> Material to process

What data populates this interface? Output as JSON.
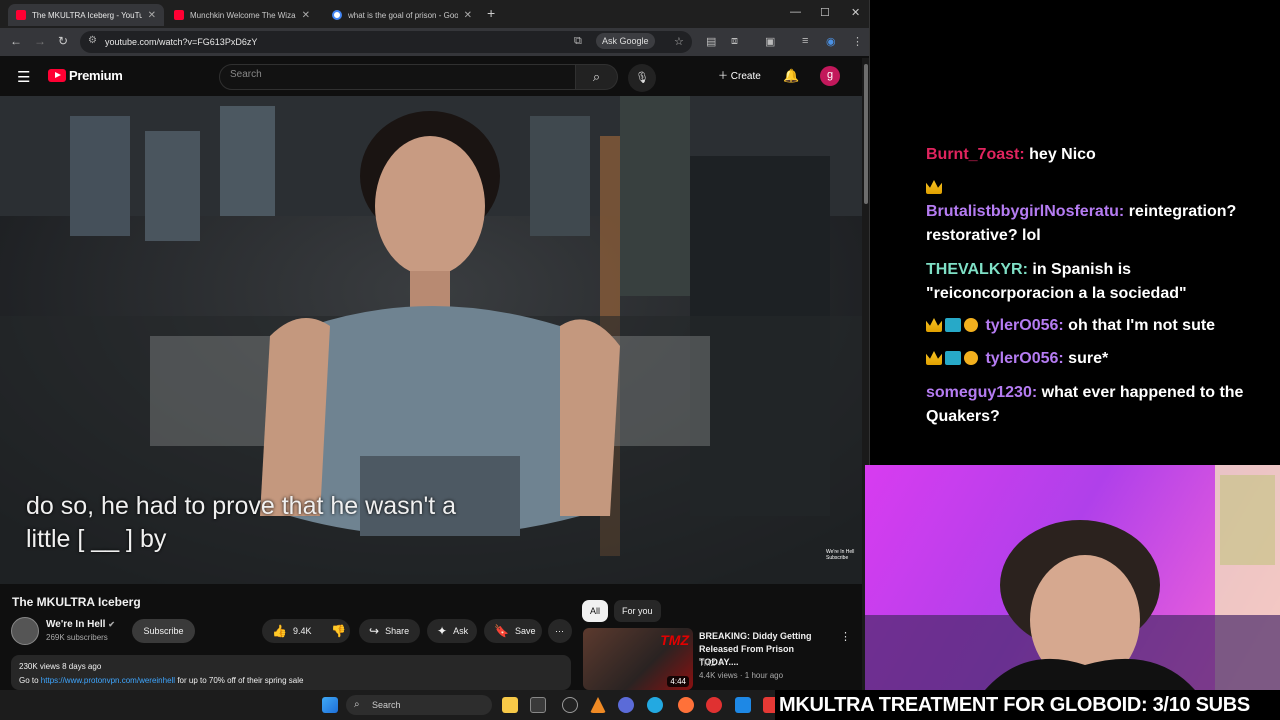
{
  "browser": {
    "tabs": [
      {
        "title": "The MKULTRA Iceberg - YouTube",
        "active": true,
        "favicon": "youtube"
      },
      {
        "title": "Munchkin Welcome The Wizard",
        "active": false,
        "favicon": "youtube"
      },
      {
        "title": "what is the goal of prison - Google",
        "active": false,
        "favicon": "google"
      }
    ],
    "url": "youtube.com/watch?v=FG613PxD6zY",
    "ask_google": "Ask Google"
  },
  "youtube": {
    "logo_text": "Premium",
    "search_placeholder": "Search",
    "create_label": "Create",
    "avatar_letter": "g",
    "caption_line1": "do so, he had to prove that he wasn't a",
    "caption_line2": "little [ __ ] by",
    "watermark": "We're In Hell Subscribe",
    "video_title": "The MKULTRA Iceberg",
    "channel_name": "We're In Hell",
    "channel_subs": "269K subscribers",
    "subscribe_label": "Subscribe",
    "likes": "9.4K",
    "share_label": "Share",
    "ask_label": "Ask",
    "save_label": "Save",
    "views_date": "230K views  8 days ago",
    "desc_prefix": "Go to ",
    "desc_link": "https://www.protonvpn.com/wereinhell",
    "desc_suffix": " for up to 70% off of their spring sale",
    "chips": [
      "All",
      "For you"
    ],
    "rec_title": "BREAKING: Diddy Getting Released From Prison TODAY....",
    "rec_channel": "TMZ",
    "rec_stats": "4.4K views · 1 hour ago",
    "rec_duration": "4:44",
    "rec_logo": "TMZ"
  },
  "chat": [
    {
      "user": "Burnt_7oast:",
      "color": "#e0245e",
      "text": "hey Nico",
      "badges": []
    },
    {
      "user": "",
      "color": "#ffffff",
      "text": "",
      "badges": [
        "crown"
      ]
    },
    {
      "user": "BrutalistbbygirlNosferatu:",
      "color": "#b57cf2",
      "text": "reintegration? restorative? lol",
      "badges": []
    },
    {
      "user": "THEVALKYR:",
      "color": "#7fe0c6",
      "text": "in Spanish is \"reiconcorporacion a la sociedad\"",
      "badges": []
    },
    {
      "user": "tylerO056:",
      "color": "#b57cf2",
      "text": "oh that I'm not sute",
      "badges": [
        "crown",
        "sub",
        "one"
      ]
    },
    {
      "user": "tylerO056:",
      "color": "#b57cf2",
      "text": "sure*",
      "badges": [
        "crown",
        "sub",
        "one"
      ]
    },
    {
      "user": "someguy1230:",
      "color": "#b57cf2",
      "text": "what ever happened to the Quakers?",
      "badges": []
    }
  ],
  "taskbar": {
    "search_label": "Search"
  },
  "banner": "MKULTRA TREATMENT FOR GLOBOID: 3/10 SUBS"
}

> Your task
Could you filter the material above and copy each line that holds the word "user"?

> Output of the task
      "user": "Burnt_7oast:",
      "user": "",
      "user": "BrutalistbbygirlNosferatu:",
      "user": "THEVALKYR:",
      "user": "tylerO056:",
      "user": "tylerO056:",
      "user": "someguy1230:",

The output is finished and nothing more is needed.